The past seven years, McClendon served as the Detroit Tigers' hitting coach. He was Detroit's bullpen coach in 2006.
"Lloyd is a bright and articulate guy," Mariners general manager Jack Zduriencik said in a statement. "He has major league managerial experience and he has served in a vital capacity in Detroit under one of the game's best managers. He is a tireless worker and is very respected by the players with whom he has worked. We look forward to Lloyd embracing our players as we move the Mariners forward."
McClendon takes over for Eric Wedge, who parted ways with the Mariners following a 70-89 season. Wedge missed a portion of the 2013 season after sustaining a mild stroke. He guided Seattle for three years, posting losing records each season and a 213-273 record overall.

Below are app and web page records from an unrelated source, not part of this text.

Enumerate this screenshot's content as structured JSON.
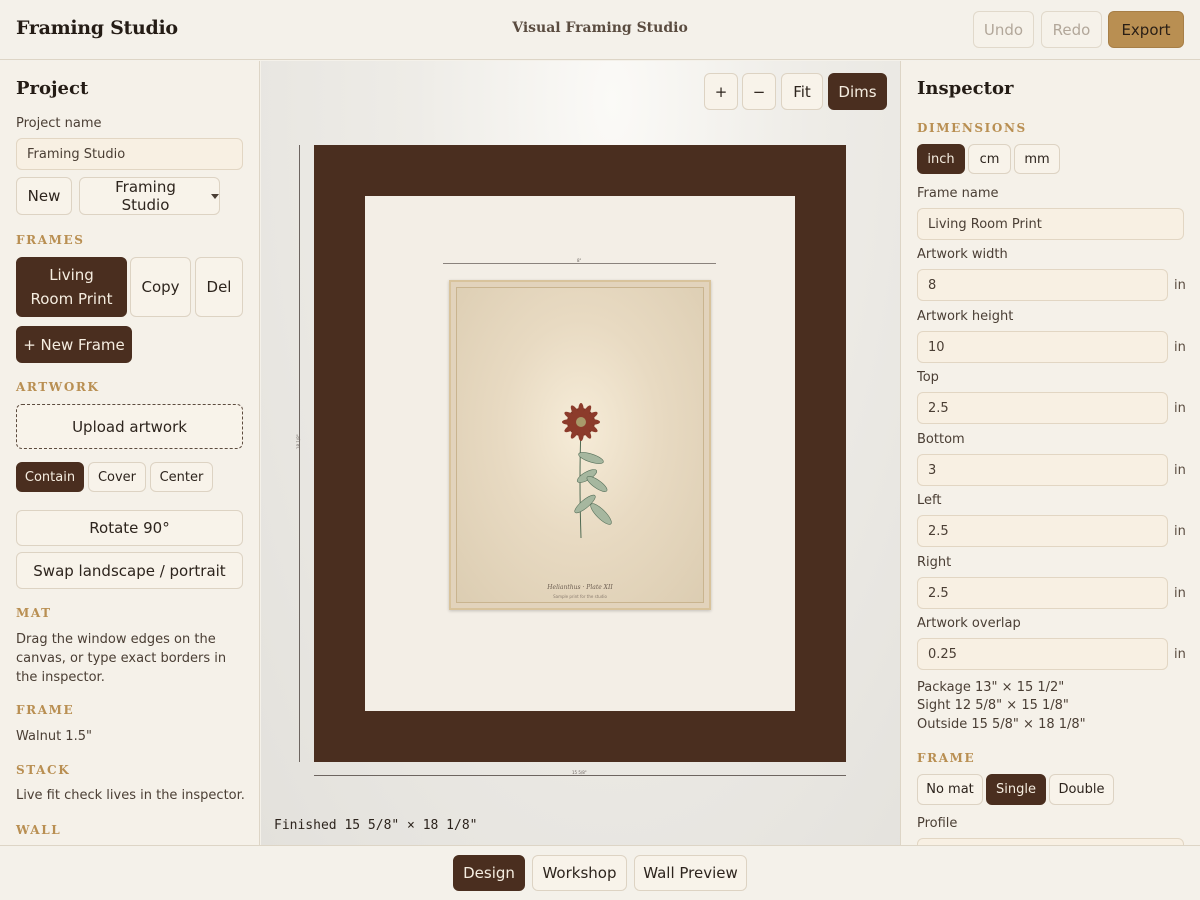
{
  "header": {
    "brand": "Framing Studio",
    "center_title": "Visual Framing Studio",
    "undo_label": "Undo",
    "redo_label": "Redo",
    "export_label": "Export"
  },
  "left": {
    "title": "Project",
    "project_name_label": "Project name",
    "project_name_value": "Framing Studio",
    "new_label": "New",
    "project_select_value": "Framing Studio",
    "frames_section": "FRAMES",
    "frame_items": [
      "Living Room Print"
    ],
    "copy_label": "Copy",
    "del_label": "Del",
    "new_frame_label": "+ New Frame",
    "artwork_section": "ARTWORK",
    "upload_label": "Upload artwork",
    "fit_modes": [
      "Contain",
      "Cover",
      "Center"
    ],
    "rotate_label": "Rotate 90°",
    "swap_label": "Swap landscape / portrait",
    "mat_section": "MAT",
    "mat_text": "Drag the window edges on the canvas, or type exact borders in the inspector.",
    "frame_section": "FRAME",
    "frame_text": "Walnut 1.5\"",
    "stack_section": "STACK",
    "stack_text": "Live fit check lives in the inspector.",
    "wall_section": "WALL"
  },
  "canvas": {
    "zoom_in": "+",
    "zoom_out": "−",
    "fit": "Fit",
    "dims": "Dims",
    "art_dim_label": "8\"",
    "height_dim_label": "18 1/8\"",
    "width_dim_label": "15 5/8\"",
    "plate_title": "Helianthus · Plate XII",
    "plate_subtitle": "Sample print for the studio",
    "finished_label": "Finished 15 5/8\" × 18 1/8\""
  },
  "inspector": {
    "title": "Inspector",
    "dimensions_section": "DIMENSIONS",
    "units": [
      "inch",
      "cm",
      "mm"
    ],
    "active_unit": "inch",
    "frame_name_label": "Frame name",
    "frame_name_value": "Living Room Print",
    "artwork_width_label": "Artwork width",
    "artwork_width_value": "8",
    "artwork_height_label": "Artwork height",
    "artwork_height_value": "10",
    "top_label": "Top",
    "top_value": "2.5",
    "bottom_label": "Bottom",
    "bottom_value": "3",
    "left_label": "Left",
    "left_value": "2.5",
    "right_label": "Right",
    "right_value": "2.5",
    "overlap_label": "Artwork overlap",
    "overlap_value": "0.25",
    "unit_suffix": "in",
    "package_line": "Package 13\" × 15 1/2\"",
    "sight_line": "Sight 12 5/8\" × 15 1/8\"",
    "outside_line": "Outside 15 5/8\" × 18 1/8\"",
    "frame_section": "FRAME",
    "mat_modes": [
      "No mat",
      "Single",
      "Double"
    ],
    "active_mat_mode": "Single",
    "profile_label": "Profile"
  },
  "bottom": {
    "tabs": [
      "Design",
      "Workshop",
      "Wall Preview"
    ],
    "active_tab": "Design"
  },
  "colors": {
    "frame": "#4a2e1f",
    "mat": "#f3eee6",
    "accent": "#b98f52"
  }
}
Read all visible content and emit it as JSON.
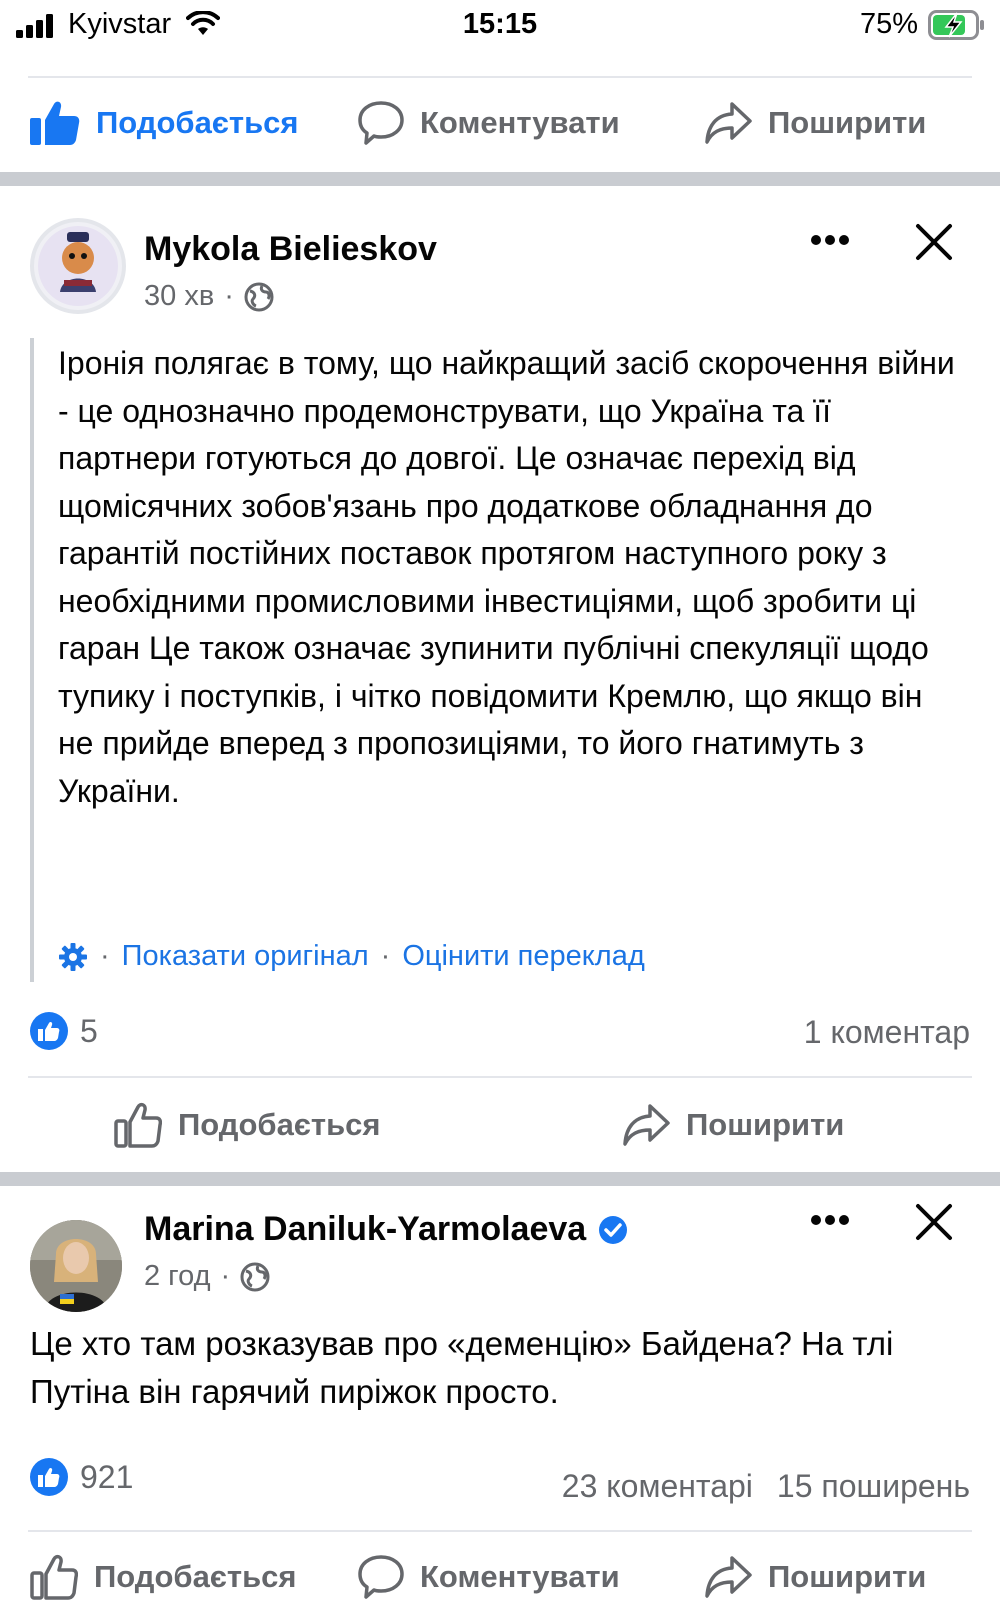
{
  "status_bar": {
    "carrier": "Kyivstar",
    "time": "15:15",
    "battery": "75%"
  },
  "top_actions": {
    "like": "Подобається",
    "comment": "Коментувати",
    "share": "Поширити"
  },
  "post1": {
    "author": "Mykola Bielieskov",
    "time": "30 хв",
    "separator": "·",
    "text": "Іронія полягає в тому, що найкращий засіб скорочення війни - це однозначно продемонструвати, що Україна та її партнери готуються до довгої. Це означає перехід від щомісячних зобов'язань про додаткове обладнання до гарантій постійних поставок протягом наступного року з необхідними промисловими інвестиціями, щоб зробити ці гаран Це також означає зупинити публічні спекуляції щодо тупику і поступків, і чітко повідомити Кремлю, що якщо він не прийде вперед з пропозиціями, то його гнатимуть з України.",
    "show_original": "Показати оригінал",
    "rate_translation": "Оцінити переклад",
    "dot": "·",
    "reactions": "5",
    "comments": "1 коментар",
    "actions": {
      "like": "Подобається",
      "share": "Поширити"
    }
  },
  "post2": {
    "author": "Marina Daniluk-Yarmolaeva",
    "time": "2 год",
    "separator": "·",
    "text": "Це хто там розказував про «деменцію» Байдена? На тлі Путіна він гарячий пиріжок просто.",
    "reactions": "921",
    "comments": "23 коментарі",
    "shares": "15 поширень",
    "actions": {
      "like": "Подобається",
      "comment": "Коментувати",
      "share": "Поширити"
    }
  },
  "colors": {
    "accent": "#1877f2",
    "link": "#1b74e4",
    "muted": "#65676b",
    "separator": "#c9ccd1",
    "battery_charge": "#34c759"
  },
  "icons": [
    "signal-icon",
    "wifi-icon",
    "battery-icon",
    "thumbs-up-icon",
    "comment-icon",
    "share-icon",
    "more-icon",
    "close-icon",
    "globe-icon",
    "gear-icon",
    "verified-icon"
  ]
}
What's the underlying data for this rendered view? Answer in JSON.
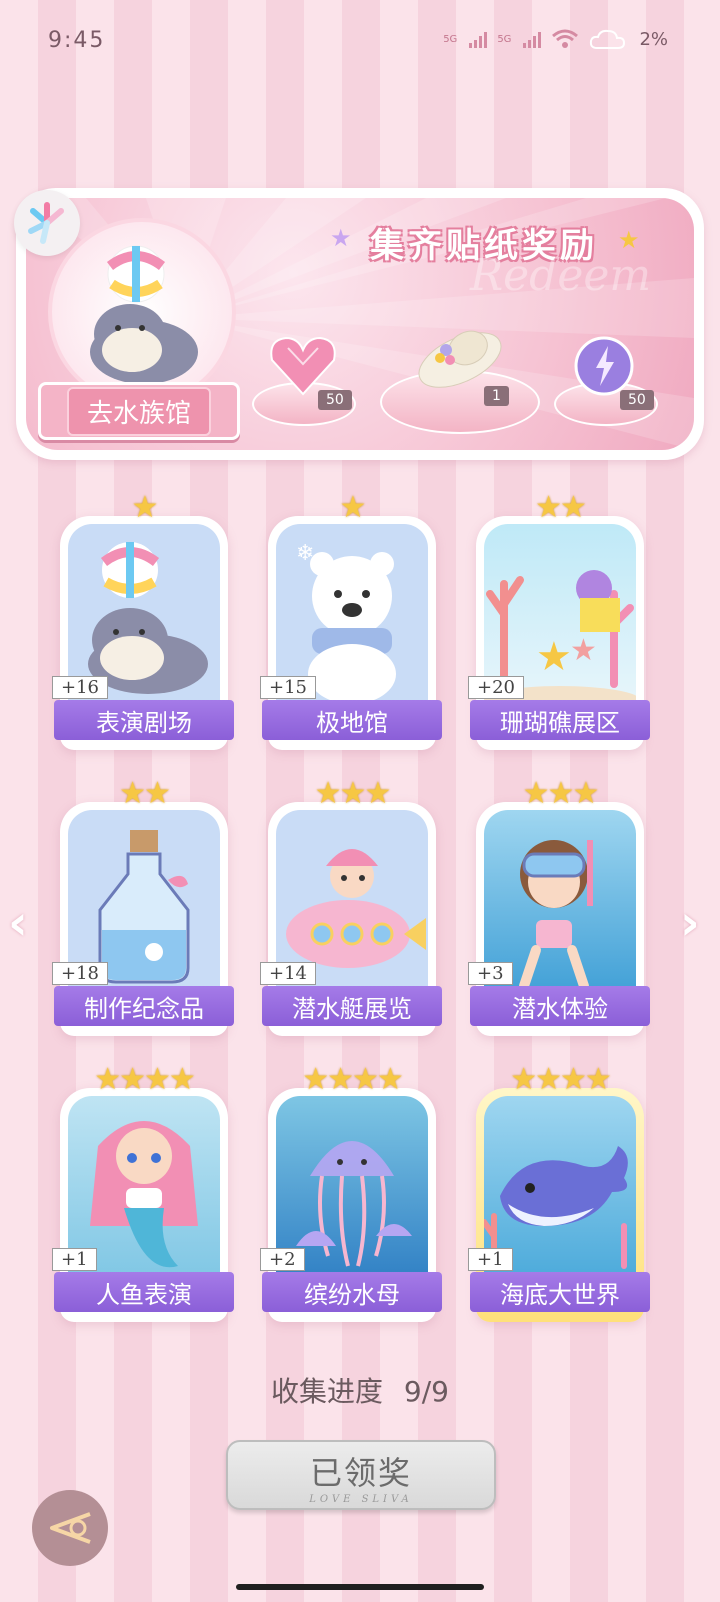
{
  "status": {
    "time": "9:45",
    "net1": "5G",
    "net2": "5G",
    "battery": "2%"
  },
  "banner": {
    "title": "集齐贴纸奖励",
    "subtitle": "Redeem",
    "aquarium_button": "去水族馆"
  },
  "rewards": [
    {
      "name": "heart-gem",
      "count": "50"
    },
    {
      "name": "hat",
      "count": "1"
    },
    {
      "name": "purple-orb",
      "count": "50"
    }
  ],
  "cards": [
    {
      "label": "表演剧场",
      "count": "+16",
      "stars": "★"
    },
    {
      "label": "极地馆",
      "count": "+15",
      "stars": "★"
    },
    {
      "label": "珊瑚礁展区",
      "count": "+20",
      "stars": "★★"
    },
    {
      "label": "制作纪念品",
      "count": "+18",
      "stars": "★★"
    },
    {
      "label": "潜水艇展览",
      "count": "+14",
      "stars": "★★★"
    },
    {
      "label": "潜水体验",
      "count": "+3",
      "stars": "★★★"
    },
    {
      "label": "人鱼表演",
      "count": "+1",
      "stars": "★★★★"
    },
    {
      "label": "缤纷水母",
      "count": "+2",
      "stars": "★★★★"
    },
    {
      "label": "海底大世界",
      "count": "+1",
      "stars": "★★★★"
    }
  ],
  "progress": {
    "label": "收集进度",
    "value": "9/9"
  },
  "claim": {
    "label": "已领奖",
    "sub": "LOVE SLIVA"
  },
  "nav": {
    "prev": "‹",
    "next": "›"
  }
}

Jim Leyland, McClendon's longtime boss in Detroit, retired as the Tigers' manager following the American League Championship Series. McClendon interviewed for the job, but Detroit ultimately hired Brad Ausmus, who has no major league managerial experience.
McClendon played eight seasons in the big leagues, for the Cincinnati Reds, Chicago Cubs and Pirates, mostly as an outfielder. He batted .244 with a .325 on-base percentage, a .381 slugging percentage, 35 homers and 154 RBIs in 570 games.
Others who were up for the Mariners' managerial job included Oakland A's bench coach Chip Hale, San Francisco Giants bench coach Ron Wotus, San Diego Padres bench coach Rick Renteria, Los Angeles Dodgers third base coach Tim Wallach and former Mariners catcher Dave Valle, according to media reports.
The Chicago Cubs have baseball's last remaining managerial opening.